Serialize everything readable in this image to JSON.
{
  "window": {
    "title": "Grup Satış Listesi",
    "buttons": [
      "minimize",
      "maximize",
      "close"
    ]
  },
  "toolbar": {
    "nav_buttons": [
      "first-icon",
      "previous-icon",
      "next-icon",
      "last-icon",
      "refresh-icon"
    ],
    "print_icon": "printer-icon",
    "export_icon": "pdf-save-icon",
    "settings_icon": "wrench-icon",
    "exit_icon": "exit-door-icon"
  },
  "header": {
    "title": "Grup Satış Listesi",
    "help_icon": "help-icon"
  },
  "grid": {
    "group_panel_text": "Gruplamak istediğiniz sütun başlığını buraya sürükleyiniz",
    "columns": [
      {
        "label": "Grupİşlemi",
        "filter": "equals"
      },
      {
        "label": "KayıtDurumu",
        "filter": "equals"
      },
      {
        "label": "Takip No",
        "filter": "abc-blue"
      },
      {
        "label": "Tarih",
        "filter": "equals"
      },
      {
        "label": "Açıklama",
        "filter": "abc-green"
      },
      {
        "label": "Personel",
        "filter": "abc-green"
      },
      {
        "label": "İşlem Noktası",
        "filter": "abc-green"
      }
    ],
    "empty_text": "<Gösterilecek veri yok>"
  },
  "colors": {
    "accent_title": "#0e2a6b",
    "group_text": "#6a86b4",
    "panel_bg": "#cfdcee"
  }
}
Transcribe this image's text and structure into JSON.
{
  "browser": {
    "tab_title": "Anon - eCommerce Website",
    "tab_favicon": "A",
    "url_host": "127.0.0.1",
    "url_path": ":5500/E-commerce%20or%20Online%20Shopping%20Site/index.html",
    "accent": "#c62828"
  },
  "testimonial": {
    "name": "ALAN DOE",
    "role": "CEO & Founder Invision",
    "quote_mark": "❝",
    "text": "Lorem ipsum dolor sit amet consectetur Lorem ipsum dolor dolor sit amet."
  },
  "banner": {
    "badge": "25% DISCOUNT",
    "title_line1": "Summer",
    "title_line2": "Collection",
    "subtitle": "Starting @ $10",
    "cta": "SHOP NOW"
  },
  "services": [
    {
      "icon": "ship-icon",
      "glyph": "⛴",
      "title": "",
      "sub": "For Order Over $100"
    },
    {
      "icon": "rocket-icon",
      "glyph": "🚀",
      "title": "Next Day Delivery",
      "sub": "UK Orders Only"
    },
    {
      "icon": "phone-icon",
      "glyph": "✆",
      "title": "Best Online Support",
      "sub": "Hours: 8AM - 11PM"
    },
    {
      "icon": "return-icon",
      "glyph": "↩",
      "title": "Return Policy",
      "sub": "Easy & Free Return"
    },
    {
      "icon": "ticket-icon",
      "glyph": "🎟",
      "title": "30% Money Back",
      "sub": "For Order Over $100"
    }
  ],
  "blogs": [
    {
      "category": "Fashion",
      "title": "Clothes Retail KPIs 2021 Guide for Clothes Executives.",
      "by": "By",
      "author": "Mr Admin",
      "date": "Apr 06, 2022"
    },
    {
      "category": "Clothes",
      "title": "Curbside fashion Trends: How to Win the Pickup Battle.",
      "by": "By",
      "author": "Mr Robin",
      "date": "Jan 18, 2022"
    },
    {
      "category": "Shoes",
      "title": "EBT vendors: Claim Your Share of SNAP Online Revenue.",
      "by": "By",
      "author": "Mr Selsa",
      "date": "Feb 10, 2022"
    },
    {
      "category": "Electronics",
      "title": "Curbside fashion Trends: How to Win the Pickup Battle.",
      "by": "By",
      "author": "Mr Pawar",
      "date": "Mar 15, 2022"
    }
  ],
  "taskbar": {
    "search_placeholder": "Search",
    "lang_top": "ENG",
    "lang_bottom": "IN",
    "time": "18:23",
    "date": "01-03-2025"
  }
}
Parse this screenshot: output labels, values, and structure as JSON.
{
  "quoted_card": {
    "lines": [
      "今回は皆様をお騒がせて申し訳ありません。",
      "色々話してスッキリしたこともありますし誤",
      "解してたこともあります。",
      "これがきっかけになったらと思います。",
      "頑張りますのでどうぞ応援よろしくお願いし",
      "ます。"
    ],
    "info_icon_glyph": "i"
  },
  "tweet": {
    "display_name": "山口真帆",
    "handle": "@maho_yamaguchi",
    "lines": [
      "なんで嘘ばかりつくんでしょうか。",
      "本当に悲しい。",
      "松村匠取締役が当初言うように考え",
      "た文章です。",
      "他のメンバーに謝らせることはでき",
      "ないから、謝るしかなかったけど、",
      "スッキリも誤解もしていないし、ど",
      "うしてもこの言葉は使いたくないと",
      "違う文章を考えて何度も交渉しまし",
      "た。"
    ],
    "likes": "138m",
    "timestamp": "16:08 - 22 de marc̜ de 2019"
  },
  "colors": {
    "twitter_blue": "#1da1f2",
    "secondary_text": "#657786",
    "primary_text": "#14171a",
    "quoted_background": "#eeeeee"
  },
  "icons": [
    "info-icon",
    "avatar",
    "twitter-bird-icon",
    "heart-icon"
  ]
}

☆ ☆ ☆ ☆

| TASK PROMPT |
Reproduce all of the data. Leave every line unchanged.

| THE COMPLETED TASK |
Serialize everything readable in this image to JSON.
{
  "window": {
    "title": "Grup Satış Listesi",
    "buttons": [
      "minimize",
      "maximize",
      "close"
    ]
  },
  "toolbar": {
    "nav_buttons": [
      "first-icon",
      "previous-icon",
      "next-icon",
      "last-icon",
      "refresh-icon"
    ],
    "print_icon": "printer-icon",
    "export_icon": "pdf-save-icon",
    "settings_icon": "wrench-icon",
    "exit_icon": "exit-door-icon"
  },
  "header": {
    "title": "Grup Satış Listesi",
    "help_icon": "help-icon"
  },
  "grid": {
    "group_panel_text": "Gruplamak istediğiniz sütun başlığını buraya sürükleyiniz",
    "columns": [
      {
        "label": "Grupİşlemi",
        "filter": "equals"
      },
      {
        "label": "KayıtDurumu",
        "filter": "equals"
      },
      {
        "label": "Takip No",
        "filter": "abc-blue"
      },
      {
        "label": "Tarih",
        "filter": "equals"
      },
      {
        "label": "Açıklama",
        "filter": "abc-green"
      },
      {
        "label": "Personel",
        "filter": "abc-green"
      },
      {
        "label": "İşlem Noktası",
        "filter": "abc-green"
      }
    ],
    "empty_text": "<Gösterilecek veri yok>"
  },
  "colors": {
    "accent_title": "#0e2a6b",
    "group_text": "#6a86b4",
    "panel_bg": "#cfdcee"
  }
}
Transcribe this image's text and structure into JSON.
{
  "browser": {
    "tab_title": "Anon - eCommerce Website",
    "tab_favicon": "A",
    "url_host": "127.0.0.1",
    "url_path": ":5500/E-commerce%20or%20Online%20Shopping%20Site/index.html",
    "accent": "#c62828"
  },
  "testimonial": {
    "name": "ALAN DOE",
    "role": "CEO & Founder Invision",
    "quote_mark": "❝",
    "text": "Lorem ipsum dolor sit amet consectetur Lorem ipsum dolor dolor sit amet."
  },
  "banner": {
    "badge": "25% DISCOUNT",
    "title_line1": "Summer",
    "title_line2": "Collection",
    "subtitle": "Starting @ $10",
    "cta": "SHOP NOW"
  },
  "services": [
    {
      "icon": "ship-icon",
      "glyph": "⛴",
      "title": "",
      "sub": "For Order Over $100"
    },
    {
      "icon": "rocket-icon",
      "glyph": "🚀",
      "title": "Next Day Delivery",
      "sub": "UK Orders Only"
    },
    {
      "icon": "phone-icon",
      "glyph": "✆",
      "title": "Best Online Support",
      "sub": "Hours: 8AM - 11PM"
    },
    {
      "icon": "return-icon",
      "glyph": "↩",
      "title": "Return Policy",
      "sub": "Easy & Free Return"
    },
    {
      "icon": "ticket-icon",
      "glyph": "🎟",
      "title": "30% Money Back",
      "sub": "For Order Over $100"
    }
  ],
  "blogs": [
    {
      "category": "Fashion",
      "title": "Clothes Retail KPIs 2021 Guide for Clothes Executives.",
      "by": "By",
      "author": "Mr Admin",
      "date": "Apr 06, 2022"
    },
    {
      "category": "Clothes",
      "title": "Curbside fashion Trends: How to Win the Pickup Battle.",
      "by": "By",
      "author": "Mr Robin",
      "date": "Jan 18, 2022"
    },
    {
      "category": "Shoes",
      "title": "EBT vendors: Claim Your Share of SNAP Online Revenue.",
      "by": "By",
      "author": "Mr Selsa",
      "date": "Feb 10, 2022"
    },
    {
      "category": "Electronics",
      "title": "Curbside fashion Trends: How to Win the Pickup Battle.",
      "by": "By",
      "author": "Mr Pawar",
      "date": "Mar 15, 2022"
    }
  ],
  "taskbar": {
    "search_placeholder": "Search",
    "lang_top": "ENG",
    "lang_bottom": "IN",
    "time": "18:23",
    "date": "01-03-2025"
  }
}
Parse this screenshot: output labels, values, and structure as JSON.
{
  "quoted_card": {
    "lines": [
      "今回は皆様をお騒がせて申し訳ありません。",
      "色々話してスッキリしたこともありますし誤",
      "解してたこともあります。",
      "これがきっかけになったらと思います。",
      "頑張りますのでどうぞ応援よろしくお願いし",
      "ます。"
    ],
    "info_icon_glyph": "i"
  },
  "tweet": {
    "display_name": "山口真帆",
    "handle": "@maho_yamaguchi",
    "lines": [
      "なんで嘘ばかりつくんでしょうか。",
      "本当に悲しい。",
      "松村匠取締役が当初言うように考え",
      "た文章です。",
      "他のメンバーに謝らせることはでき",
      "ないから、謝るしかなかったけど、",
      "スッキリも誤解もしていないし、ど",
      "うしてもこの言葉は使いたくないと",
      "違う文章を考えて何度も交渉しまし",
      "た。"
    ],
    "likes": "138m",
    "timestamp": "16:08 - 22 de marc̜ de 2019"
  },
  "colors": {
    "twitter_blue": "#1da1f2",
    "secondary_text": "#657786",
    "primary_text": "#14171a",
    "quoted_background": "#eeeeee"
  },
  "icons": [
    "info-icon",
    "avatar",
    "twitter-bird-icon",
    "heart-icon"
  ]
}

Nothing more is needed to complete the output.